Plastic - made to last forever, designed to throw away
ROANOKE, VA (April 24th, 2013)— To help North Cross School celebrate Earth Day and demonstrate plastics’ permanence in our world, internationally-known Dr. H. Bruce Rinker led a hands-on team experience, then spoke to middle and upper school students about the significant global impact of water-borne plastics.
Early Monday morning, Rinker led a group of students in a North Cross community clean-up of plastics and pollution from Tinker Creek. Working in a small area, the 20 students
worked on the shore and in the water. They removed twenty bags filled with garbage and recyclables, several tires, two bicycles, and a lawn chair. Students reported that the morning was a lot of work, a lot of fun, and worth the effort. Freshman Campbell Lake said, "After working in the river and picking up all that garbage, I promised I would pick up plastic
bottles when I saw them. This morning, it was easy to see what Dr. Rinker means when he talks about just how much plastic finds its way into our water!"
thoroughly littered with plastic bags, bottles and worse. We are fortunate to have the help of someone as respected as Dr. Rinker in raising our awareness and comprehension of this
ongoing problem. More to the point, today our students were actively engaged in being part
of the solution - if only for this one day. We hope that the lessons we learned on Earth Day will last long beyond Monday."
On Wednesday, April 17, North Cross senior, Gussie Revercomb, delivered her Senior speech to students on the problems created by plastics globally. Revercomb, and her father, Stuart, travelled to join others and helped clean beaches in Mahahual, Mexico with Dr. Rinker. “I was shocked to learn that I wasn’t actually standing on sand that first day. I was actually standing on pulverized plastic bags that kept rolling ashore with each
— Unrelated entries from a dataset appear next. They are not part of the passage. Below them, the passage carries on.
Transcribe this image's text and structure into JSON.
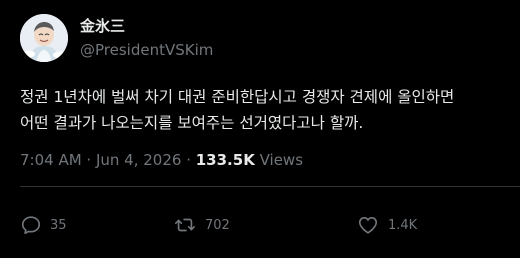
{
  "author": {
    "display_name": "金氷三",
    "handle": "@PresidentVSKim"
  },
  "post": {
    "lines": [
      "정권 1년차에 벌써 차기 대권 준비한답시고 경쟁자 견제에 올인하면",
      "어떤 결과가 나오는지를 보여주는 선거였다고나 할까."
    ],
    "time": "7:04 AM",
    "separator": " · ",
    "date": "Jun 4, 2026",
    "views_count": "133.5K",
    "views_label": " Views"
  },
  "actions": {
    "replies": "35",
    "reposts": "702",
    "likes": "1.4K"
  },
  "colors": {
    "background": "#000000",
    "text_primary": "#e7e9ea",
    "text_secondary": "#71767b",
    "divider": "#2f3336"
  },
  "icons": {
    "reply": "reply-bubble-icon",
    "repost": "repost-arrows-icon",
    "like": "heart-icon"
  }
}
wave. Knowing that we could never clean it all up was alarming”, she said. “I can remember how, after I got back home, I wanted to live one day without touching plastic at all. As I shut off my alarm, I’d already failed, and with each step I took - brushing my teeth, opening a box of cereal, turning the ignition switch on my car - I realized how pervasive
plastics are in my world, and my work in Mexico was a reminder of how permanent plastics are in our world, and how toxic they are to every living thing.”
Rinker’s message went beyond the “reduce, reuse, and recycle” themes, encouraging students to take a more active and personally responsible role and add three more “r’s” - “refuse, redesign, and respect”. Rinker challenged the students, “Our oceans contain
giant patches of garbage - gyres - like the one twice the size of Texas in the Pacific. In the
U.S., we consume 2,000,000 plastic bottles every 5 minutes. We must face these facts and work to make changes.”
About Bruce Rinker
In his capacity as BRI’s Director of Scientific Advancement and Development, Dr. Bruce Rinker is focused on strategic partnerships, emerging areas of research, and funding opportunities globally to advance BRI’s mission. He is a National Fellow of The Explorers Club, a Fellow of the New York Academy of Sciences, and a Switzer Environmental Fellow. He is also the science advisor for Sustenta.com and a member of the board of directors for Naturalia, both based in México City, as well as a member of the research board for the Amazon Conservatory of Tropical Studies (Iquitos, Peru). He is co-editor and contributor to Forest Canopies (2004, Elsevier Press) and Gaia in Turmoil: Climate Change, Biodepletion, and Earth Ethics in an Age of Crisis (2010, MIT Press). His scientific expeditions include sites in Latin America, the Caribbean, Africa, the Middle East, and Australia. He has participated twice on the French-sponsored international Radeau des Cimes mission (Cameroon and French Guiana). Dr. Rinker has received numerous science education awards including "Outstanding Science Teacher" (1991, Science Teachers Association of New York State), "Outstanding Biology Teacher" (1997, National Association of Biology Teachers), and the "Environmental Education Award" from the County of Sarasota, Florida in 2004. For more information,
About North Cross School
North Cross School is a college-preparatory day school grounded in a strong liberal arts and science curriculum combined with exceptional co-curricular programs. The academic program, from junior kindergarten through twelfth grade, prepares students to become responsible, successful citizens by
encouraging them to explore their interests and develop their talents. The School is located at 4254
Colonial Avenue, Roanoke, VA, 24018. For more information, visit www.northcross.org.
About the Horace G. Fralin Program for Global Studies at North Cross School
The Horace G. Fralin Program for Global Studies at North Cross School is designed to make students more aware, capable, and interested in a globalized and interconnected world. Through coursework and experiential education, students will become more knowledgeable and engaged in 21st century issues with greater international outlook, insight, and perspective. Students who successfully complete the established requirements will earn the designation of Global Studies Scholar on their diploma and transcript.